*Data entries*
-*-*-

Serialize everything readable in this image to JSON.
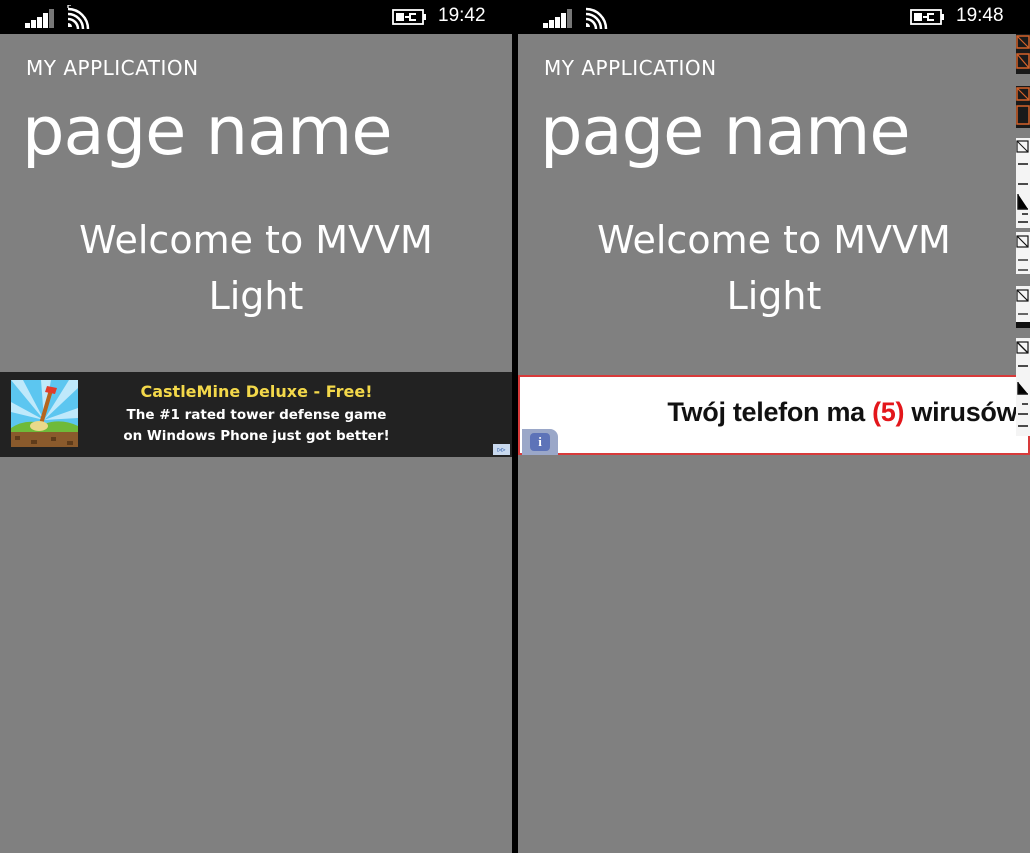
{
  "left_phone": {
    "status": {
      "time": "19:42"
    },
    "app_title": "MY APPLICATION",
    "page_title": "page name",
    "welcome": {
      "line1": "Welcome to MVVM",
      "line2": "Light"
    },
    "ad": {
      "headline": "CastleMine Deluxe - Free!",
      "body_line1": "The #1 rated tower defense game",
      "body_line2": "on Windows Phone just got better!",
      "adchoices_label": "▹▹",
      "icon": "game-thumbnail"
    }
  },
  "right_phone": {
    "status": {
      "time": "19:48"
    },
    "app_title": "MY APPLICATION",
    "page_title": "page name",
    "welcome": {
      "line1": "Welcome to MVVM",
      "line2": "Light"
    },
    "ad": {
      "text_before": "Twój telefon ma ",
      "count": "(5)",
      "text_after": " wirusów!",
      "info_label": "i",
      "count_color": "#e3161b",
      "border_color": "#d83a3a"
    }
  },
  "colors": {
    "page_bg": "#808080",
    "statusbar_bg": "#000000",
    "ad_left_bg": "#222222",
    "ad_headline": "#f3d84a"
  }
}
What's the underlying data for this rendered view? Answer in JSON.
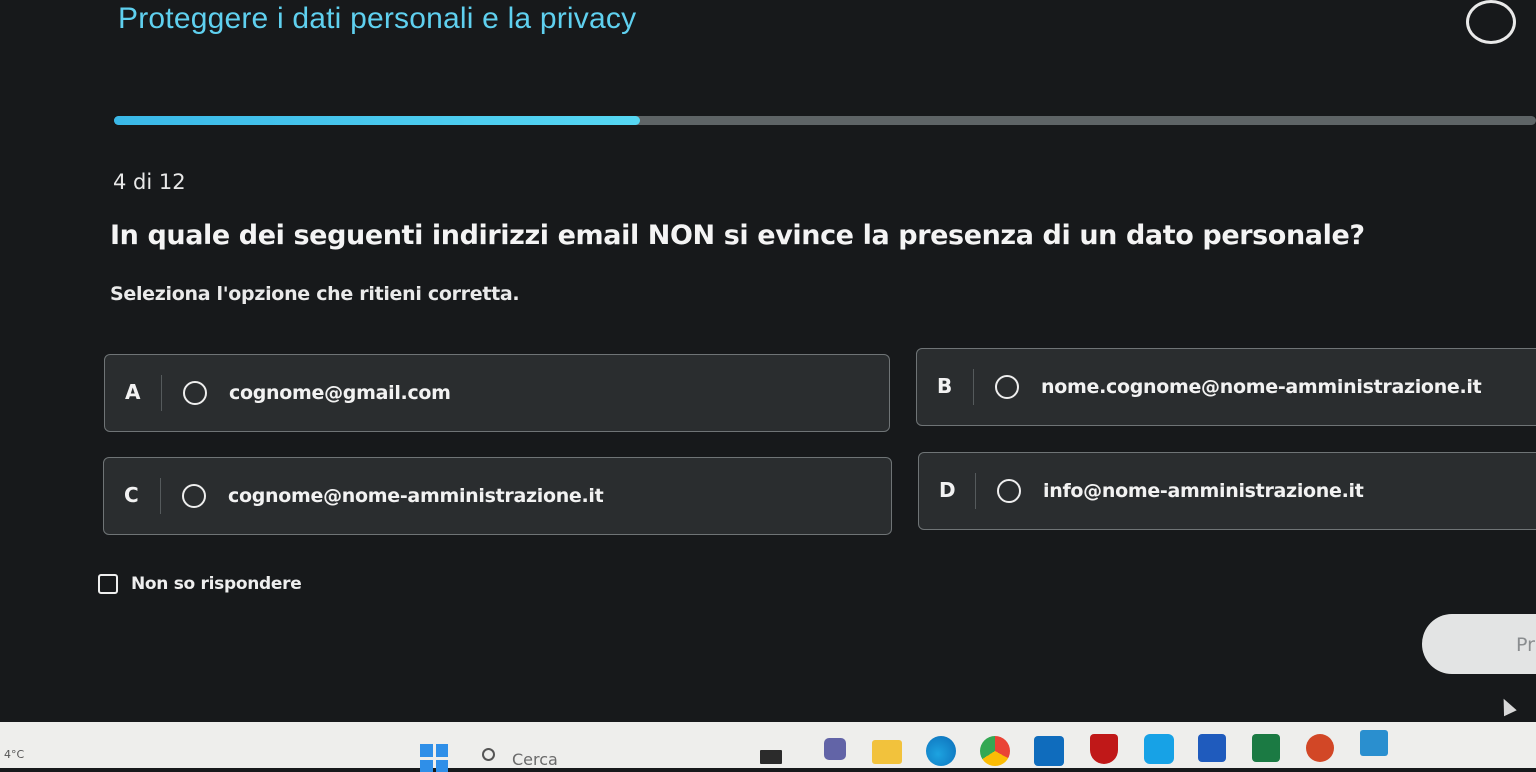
{
  "quiz": {
    "title": "Proteggere i dati personali e la privacy",
    "progress_fraction": 0.37,
    "counter": "4 di 12",
    "question": "In quale dei seguenti indirizzi email NON si evince la presenza di un dato personale?",
    "instruction": "Seleziona l'opzione che ritieni corretta.",
    "options": [
      {
        "letter": "A",
        "text": "cognome@gmail.com"
      },
      {
        "letter": "B",
        "text": "nome.cognome@nome-amministrazione.it"
      },
      {
        "letter": "C",
        "text": "cognome@nome-amministrazione.it"
      },
      {
        "letter": "D",
        "text": "info@nome-amministrazione.it"
      }
    ],
    "dont_know_label": "Non so rispondere",
    "next_button_label": "Pr"
  },
  "taskbar": {
    "weather": "4°C",
    "search_placeholder": "Cerca",
    "icons": [
      "windows-start-icon",
      "search-icon",
      "teams-icon",
      "file-explorer-icon",
      "edge-icon",
      "chrome-icon",
      "outlook-icon",
      "mcafee-icon",
      "cortana-icon",
      "word-icon",
      "excel-icon",
      "powerpoint-icon",
      "calendar-icon"
    ]
  },
  "colors": {
    "accent": "#5fd0ef",
    "background": "#17191b",
    "option_bg": "#2a2d2f"
  }
}
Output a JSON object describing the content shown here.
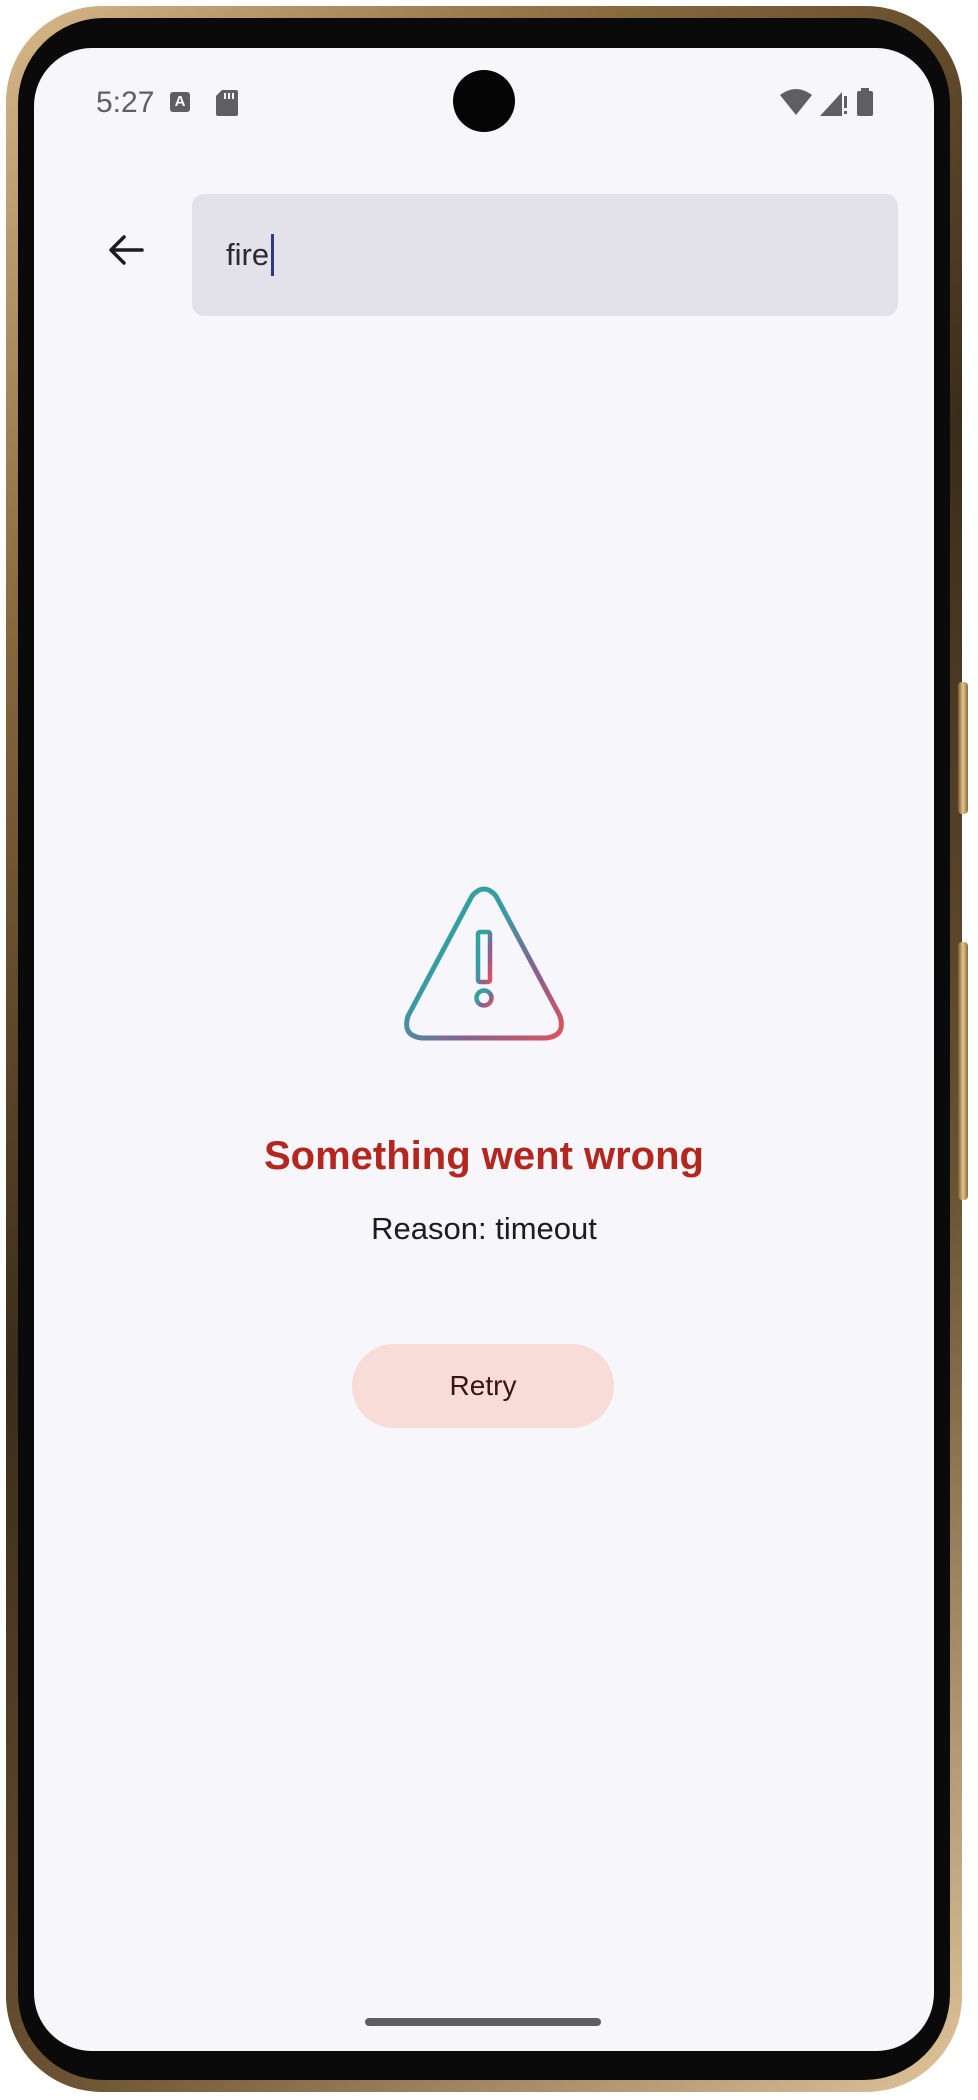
{
  "status_bar": {
    "time": "5:27",
    "notification_icons": [
      "font-a-icon",
      "sd-card-icon"
    ],
    "system_icons": [
      "wifi-icon",
      "signal-no-data-icon",
      "battery-icon"
    ]
  },
  "search": {
    "query": "fire",
    "back_icon": "arrow-back-icon"
  },
  "error": {
    "icon": "warning-triangle-icon",
    "title": "Something went wrong",
    "reason": "Reason: timeout",
    "retry_label": "Retry"
  },
  "colors": {
    "background": "#f7f6fb",
    "search_field": "#e3e2ea",
    "error_title": "#b3271f",
    "retry_button_bg": "#f8dcd8",
    "retry_button_text": "#3b1211",
    "icon_gradient_start": "#2aa89a",
    "icon_gradient_end": "#e0525a"
  }
}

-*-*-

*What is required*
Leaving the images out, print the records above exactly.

*Reply to the exercise*
Serialize everything readable in this image to JSON.
{
  "left_phone": {
    "status": {
      "time": "19:42"
    },
    "app_title": "MY APPLICATION",
    "page_title": "page name",
    "welcome": {
      "line1": "Welcome to MVVM",
      "line2": "Light"
    },
    "ad": {
      "headline": "CastleMine Deluxe - Free!",
      "body_line1": "The #1 rated tower defense game",
      "body_line2": "on Windows Phone just got better!",
      "adchoices_label": "▹▹",
      "icon": "game-thumbnail"
    }
  },
  "right_phone": {
    "status": {
      "time": "19:48"
    },
    "app_title": "MY APPLICATION",
    "page_title": "page name",
    "welcome": {
      "line1": "Welcome to MVVM",
      "line2": "Light"
    },
    "ad": {
      "text_before": "Twój telefon ma ",
      "count": "(5)",
      "text_after": " wirusów!",
      "info_label": "i",
      "count_color": "#e3161b",
      "border_color": "#d83a3a"
    }
  },
  "colors": {
    "page_bg": "#808080",
    "statusbar_bg": "#000000",
    "ad_left_bg": "#222222",
    "ad_headline": "#f3d84a"
  }
}
What's the underlying data for this rendered view? Answer in JSON.
{
  "quiz": {
    "title": "Proteggere i dati personali e la privacy",
    "progress_fraction": 0.37,
    "counter": "4 di 12",
    "question": "In quale dei seguenti indirizzi email NON si evince la presenza di un dato personale?",
    "instruction": "Seleziona l'opzione che ritieni corretta.",
    "options": [
      {
        "letter": "A",
        "text": "cognome@gmail.com"
      },
      {
        "letter": "B",
        "text": "nome.cognome@nome-amministrazione.it"
      },
      {
        "letter": "C",
        "text": "cognome@nome-amministrazione.it"
      },
      {
        "letter": "D",
        "text": "info@nome-amministrazione.it"
      }
    ],
    "dont_know_label": "Non so rispondere",
    "next_button_label": "Pr"
  },
  "taskbar": {
    "weather": "4°C",
    "search_placeholder": "Cerca",
    "icons": [
      "windows-start-icon",
      "search-icon",
      "teams-icon",
      "file-explorer-icon",
      "edge-icon",
      "chrome-icon",
      "outlook-icon",
      "mcafee-icon",
      "cortana-icon",
      "word-icon",
      "excel-icon",
      "powerpoint-icon",
      "calendar-icon"
    ]
  },
  "colors": {
    "accent": "#5fd0ef",
    "background": "#17191b",
    "option_bg": "#2a2d2f"
  }
}
Output a JSON object describing the content shown here.
{
  "status_bar": {
    "time": "5:27",
    "notification_icons": [
      "font-a-icon",
      "sd-card-icon"
    ],
    "system_icons": [
      "wifi-icon",
      "signal-no-data-icon",
      "battery-icon"
    ]
  },
  "search": {
    "query": "fire",
    "back_icon": "arrow-back-icon"
  },
  "error": {
    "icon": "warning-triangle-icon",
    "title": "Something went wrong",
    "reason": "Reason: timeout",
    "retry_label": "Retry"
  },
  "colors": {
    "background": "#f7f6fb",
    "search_field": "#e3e2ea",
    "error_title": "#b3271f",
    "retry_button_bg": "#f8dcd8",
    "retry_button_text": "#3b1211",
    "icon_gradient_start": "#2aa89a",
    "icon_gradient_end": "#e0525a"
  }
}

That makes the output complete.